A new era of research in cancer genomics

A study published in the prestigious journal Nature Communications –led by the Centro Nacional de Analisis Genómico (CNAG-CRG), located at the Barcelona Science Park (PCB), and the  German Cancer Research Center (DKFZ)– revealed a high degree of heterogeneity in how cancer genome sequencing is done at different institutions across the globe. The results of this work –carried out within the framework of the International Cancer Genome Consortium (ICGC)– lay the foundation for the coming era of cancer genomics by creating guidelines and providing new tools for achieving higher quality data, for better diagnosis and precision medicine.

The study  (doi:10.1038/ncomms10001) is the result of an effort to create reliable standards to obtain accurate results in the detection of somatic mutations, which are a hallmark of cancer genomes. Somatic mutations are genetic alterations spontaneously acquired by a cell that can be passed to the progeny of the mutated cell in the course of cell division and tumor growth. Somatic mutations differ from germline variants, which are inherited from parents to children.

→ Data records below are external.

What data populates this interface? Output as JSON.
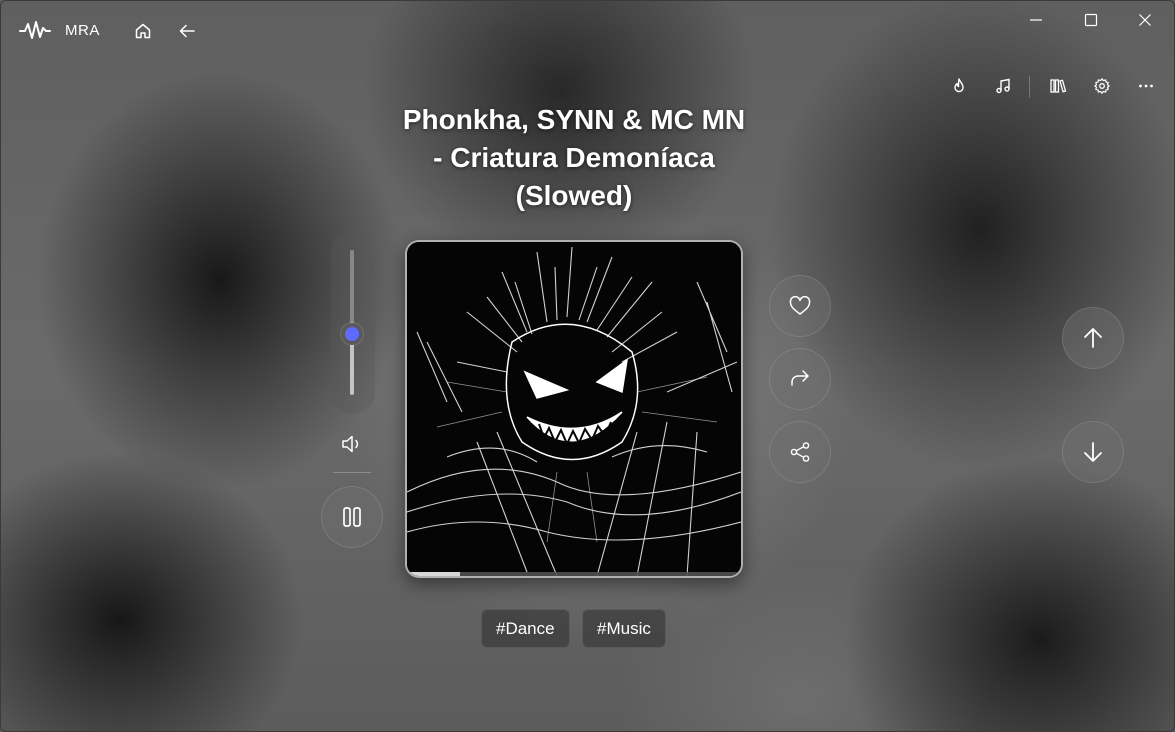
{
  "app": {
    "name": "MRA"
  },
  "titlebar": {
    "logo_icon": "audio-wave-icon",
    "home_icon": "home-icon",
    "back_icon": "arrow-left-icon",
    "minimize_icon": "minimize-icon",
    "maximize_icon": "maximize-icon",
    "close_icon": "close-icon"
  },
  "toolbar": {
    "items": [
      {
        "name": "trending",
        "icon": "flame-icon"
      },
      {
        "name": "music",
        "icon": "music-note-icon"
      },
      {
        "name": "library",
        "icon": "library-icon"
      },
      {
        "name": "settings",
        "icon": "gear-icon"
      },
      {
        "name": "more",
        "icon": "more-icon"
      }
    ]
  },
  "song": {
    "title_line1": "Phonkha, SYNN & MC MN",
    "title_line2": "- Criatura Demoníaca",
    "title_line3": "(Slowed)",
    "cover_description": "monochrome spiky demon artwork",
    "progress": 0.16
  },
  "volume": {
    "level": 0.42,
    "accent": "#5f6bff",
    "speaker_icon": "speaker-icon"
  },
  "controls": {
    "play_pause_icon": "pause-icon",
    "like_icon": "heart-icon",
    "forward_icon": "redo-arrow-icon",
    "share_icon": "share-icon",
    "previous_icon": "arrow-up-icon",
    "next_icon": "arrow-down-icon"
  },
  "tags": [
    "#Dance",
    "#Music"
  ]
}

The project, involving 83 researchers from 78 research institutions, identified big differences in procedures and quality of cancer genome sequencing between sequencing centers. This led to dramatic discrepancies in the number and types of gene mutations detected when using the same cancer genome sequences for analysis.

Out of >1,000 confirmed somatic single-base mutations in the cancer genome analyzed, only 40% were unanimously identified by all participating teams. Small insertions or deletions in the DNA sequence were even more challenging – only a single somatic insertion/deletion mutation out of 337 was identified in all centers (0.3%). As a consequence, the consortium has established a reference mutation dataset to assess analytical procedures. The ‘gold-set’ reference database has helped the ICGC community to improve procedures for identifying more true somatic mutations in cancer genomes while making fewer false positive calls.

As whole genome sequencing of cancer genomes is increasingly being used as a clinical tool, full understanding of the variables affecting sequencing analysis output quality is required. The key points to consider and the necessary tools for improvement are provided here. “The findings of our study have far-reaching implications for cancer genome analysis. We have found many inconsistencies in both the sequencing of cancer genomes and the data analysis at different sites. We are making our findings available to the scientific and diagnostic community so that they can improve their systems and generate more standardized and consistent results,” says Ivo Gut, senior author of the publication and director of the CNAG-CRG.

David Jones, a Senior Scientist at the DKFZ who co-led the study, commented that “as the latest technological advances in cancer genome analysis become more widely available to support personalized cancer medicine, it is vitally important that rigorous quality testing is applied to ensure accuracy and consistency of results. We hope that our study can provide a framework for this process, to help researchers in providing the best possible analysis of patients’ samples”.